__Task requirements__: Output all records verbatim.

__Provided material__:
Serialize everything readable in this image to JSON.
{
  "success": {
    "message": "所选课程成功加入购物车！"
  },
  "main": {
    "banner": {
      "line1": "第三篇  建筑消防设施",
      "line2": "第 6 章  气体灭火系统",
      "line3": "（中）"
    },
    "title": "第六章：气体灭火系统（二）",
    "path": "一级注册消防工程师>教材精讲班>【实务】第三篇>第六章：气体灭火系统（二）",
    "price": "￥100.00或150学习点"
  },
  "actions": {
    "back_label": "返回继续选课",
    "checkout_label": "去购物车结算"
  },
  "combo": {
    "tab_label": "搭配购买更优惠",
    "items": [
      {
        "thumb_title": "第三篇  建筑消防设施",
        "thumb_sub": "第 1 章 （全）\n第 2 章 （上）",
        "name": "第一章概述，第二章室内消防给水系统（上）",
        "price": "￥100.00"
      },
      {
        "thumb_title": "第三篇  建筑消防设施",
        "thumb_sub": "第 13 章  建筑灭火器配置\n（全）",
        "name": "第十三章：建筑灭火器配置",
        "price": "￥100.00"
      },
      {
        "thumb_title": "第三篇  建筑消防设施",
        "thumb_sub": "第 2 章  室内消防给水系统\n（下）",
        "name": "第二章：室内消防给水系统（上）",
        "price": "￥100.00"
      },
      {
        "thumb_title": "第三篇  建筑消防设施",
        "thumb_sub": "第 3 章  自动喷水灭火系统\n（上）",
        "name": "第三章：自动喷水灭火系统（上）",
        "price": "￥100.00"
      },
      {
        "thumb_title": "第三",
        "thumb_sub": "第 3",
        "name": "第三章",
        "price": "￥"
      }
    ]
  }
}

__Written reply__:
Serialize everything readable in this image to JSON.
{
  "success": {
    "message": "所选课程成功加入购物车！"
  },
  "main": {
    "banner": {
      "line1": "第三篇  建筑消防设施",
      "line2": "第 6 章  气体灭火系统",
      "line3": "（中）"
    },
    "title": "第六章：气体灭火系统（二）",
    "path": "一级注册消防工程师>教材精讲班>【实务】第三篇>第六章：气体灭火系统（二）",
    "price": "￥100.00或150学习点"
  },
  "actions": {
    "back_label": "返回继续选课",
    "checkout_label": "去购物车结算"
  },
  "combo": {
    "tab_label": "搭配购买更优惠",
    "items": [
      {
        "thumb_title": "第三篇  建筑消防设施",
        "thumb_sub": "第 1 章 （全）\n第 2 章 （上）",
        "name": "第一章概述，第二章室内消防给水系统（上）",
        "price": "￥100.00"
      },
      {
        "thumb_title": "第三篇  建筑消防设施",
        "thumb_sub": "第 13 章  建筑灭火器配置\n（全）",
        "name": "第十三章：建筑灭火器配置",
        "price": "￥100.00"
      },
      {
        "thumb_title": "第三篇  建筑消防设施",
        "thumb_sub": "第 2 章  室内消防给水系统\n（下）",
        "name": "第二章：室内消防给水系统（上）",
        "price": "￥100.00"
      },
      {
        "thumb_title": "第三篇  建筑消防设施",
        "thumb_sub": "第 3 章  自动喷水灭火系统\n（上）",
        "name": "第三章：自动喷水灭火系统（上）",
        "price": "￥100.00"
      },
      {
        "thumb_title": "第三",
        "thumb_sub": "第 3",
        "name": "第三章",
        "price": "￥"
      }
    ]
  }
}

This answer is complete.